As Mark Steyn writes, pace England, in the colonies, “tea is not a soothing beverage.” For Americans, tea is “a raging stimulant”:
It’s rabies in an Earl Grey bag. At America’s tea parties, there’s no McVitie’s, just McVeighs — as in Timothy of that ilk, as in angry white men twitching to go nuts. To Paul Krugman of the New York Times, the tea party is a movement of “crazy people” manipulated by sinister “rightwing billionaires.” To the briefly famous Susan Roesgen of CNN, the parties are not safe for “family viewing.” Which is presumably why the Boston Globe forbore to cover them last week. The original Boston Tea Party was so-called because it took place at Boston Harbor, which I gather is a harbor somewhere in the general vicinity of the Greater Boston area. So there would appear to be what I believe the journalism professors call a “local angle” to Wednesday’s re-enactment. Might be useful for a publication losing a million bucks a week and threatened with closure by a parent company that in one of the worst media acquisitions of all time paid over a billion dollars for a property that barely a decade later is all but worthless.
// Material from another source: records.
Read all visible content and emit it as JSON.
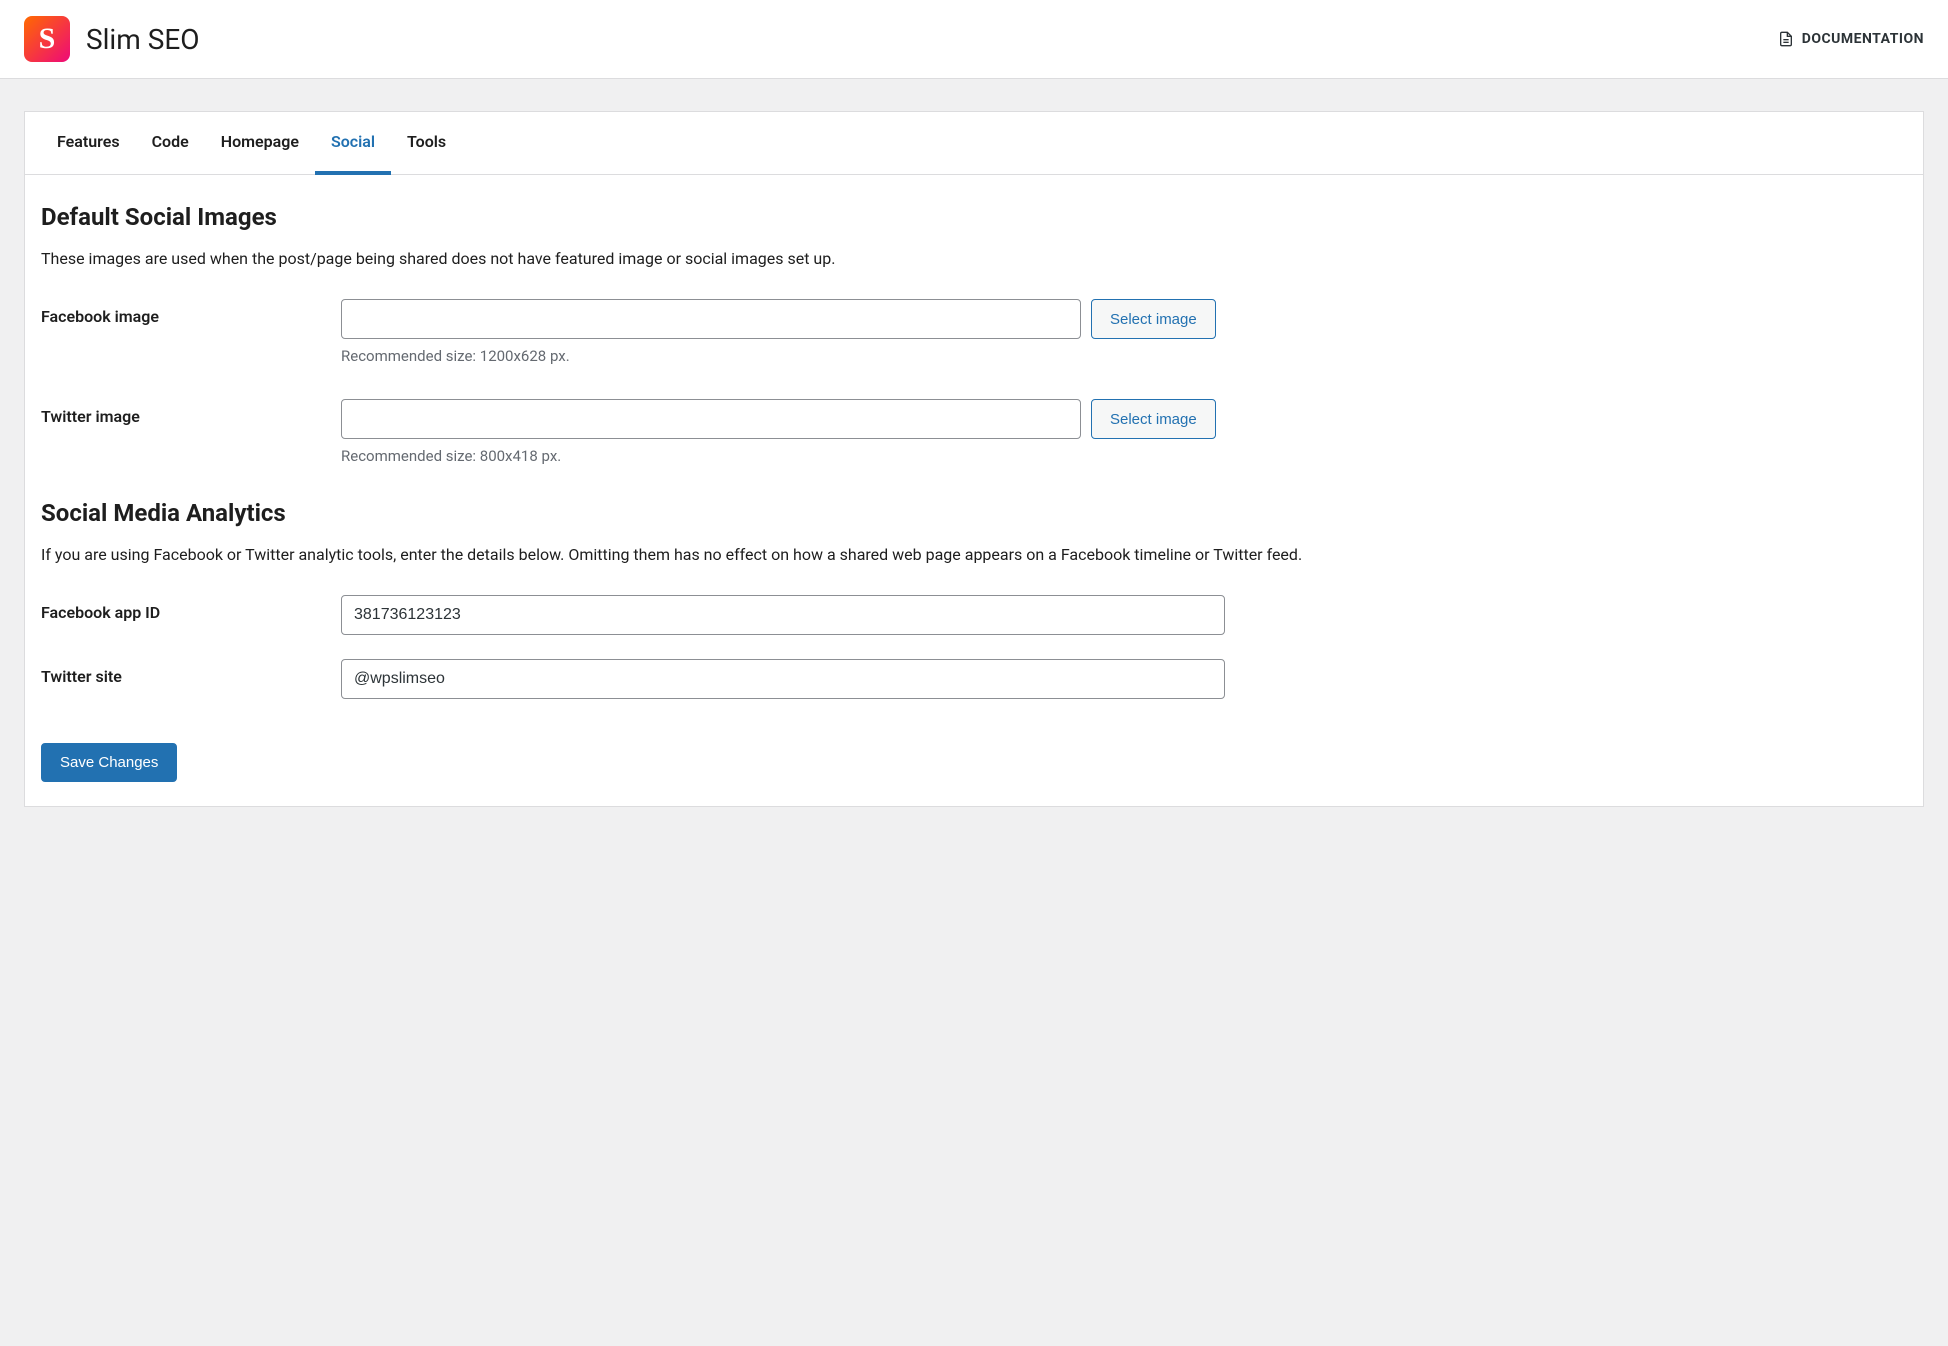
{
  "header": {
    "app_title": "Slim SEO",
    "logo_letter": "S",
    "doc_link_label": "DOCUMENTATION"
  },
  "tabs": {
    "features": "Features",
    "code": "Code",
    "homepage": "Homepage",
    "social": "Social",
    "tools": "Tools"
  },
  "sections": {
    "default_images": {
      "heading": "Default Social Images",
      "desc": "These images are used when the post/page being shared does not have featured image or social images set up."
    },
    "analytics": {
      "heading": "Social Media Analytics",
      "desc": "If you are using Facebook or Twitter analytic tools, enter the details below. Omitting them has no effect on how a shared web page appears on a Facebook timeline or Twitter feed."
    }
  },
  "fields": {
    "facebook_image": {
      "label": "Facebook image",
      "value": "",
      "button": "Select image",
      "hint": "Recommended size: 1200x628 px."
    },
    "twitter_image": {
      "label": "Twitter image",
      "value": "",
      "button": "Select image",
      "hint": "Recommended size: 800x418 px."
    },
    "facebook_app_id": {
      "label": "Facebook app ID",
      "value": "381736123123"
    },
    "twitter_site": {
      "label": "Twitter site",
      "value": "@wpslimseo"
    }
  },
  "buttons": {
    "save": "Save Changes"
  }
}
Boston talk radio host Michael Graham explains the Globe’s model for business success, here:
Ignore a national story inspired by local Boston history for as long as possible;
Refuse to cover the story when it becomes local;
Misreport the story with a wire report from Kentucky;
Then wonder why you’re losing $1 million a week.
Clearly, South Park’s entrepreneurial gnomes are a model start-up compared with the Globe’s business plan.
The Globe is owned by the New York Times. Its rival in northeast corridor establishment liberal conventional wisdom is the Washington Post, whose chief spin-off publication is Newsweek. And there’s plenty of self-inflicted problems there as well, Brent Bozell writes:
Newsweek greeted the coming of Easter with a black cover, and the headline “The Decline and Fall of Christian America,” spelled out in red in the shape of a cross. Inside, it was more declarative: “The End of Christian America.” Why? Because they found that the percentage of self-identified Christians had fallen 10 points since 1990. Okay, then let’s compare. How much has Newsweek’s circulation fallen since 1990? Just since 2007, their announced circulation has dropped by 52 percent. It would be more plausible to state “The End of Newsweek.”
At the end of 2007, Newsweek reduced its “base rate” (or circulation guaranteed to advertisers) from 3.1 million to 2.6 million, a 16 percent drop. At the end of 2008, the Wall Street Journal reported that Newsweek, faced with an estimated 21 percent decline in ad pages, could soon drop that circulation number by another 500,000 to 1 million readers. In February, the magazine confirmed the million-issue drop, saying it would drop to a base of 1.9 million in July and 1.5 million readers by January 2010.
“Mass for us is a business that doesn’t work,” Tom Ascheim, Newsweek’s chief executive, told the New York Times. “Wish it did, but it doesn’t. We did it for a long time, successfully, but we can’t anymore.” Now that U.S. News & World Report waved a white flag and said it would only publish monthly, the evidence is much stronger for wondering about the decline and fall of the American “news magazine” – as if Time and Newsweek haven’t already shed that label in everything but name.
Newsweek’s strategy in the midst of all its financial decline is to double and triple the amount of editorializing, cast aside all semblance of “news” in favor of long, liberal essays by self-impressed Newsweek editor Jon Meacham and his international editor Fareed Zakaria. Is that really a business solution, or is it the captains performing violin solos on the deck of the Titanic?
Related: CNN’s multifacted problems go far beyond this week’s kerfuffle involving Susan Roesgen. “CNN Invents the News”, Eric Trager writes at Commentary. Indeed they do — when they’re not keeping it to themselves.
And in other Twitter-related news, Danny Glover writes, “Direct Your Tweet Outrage To Katie Couric.”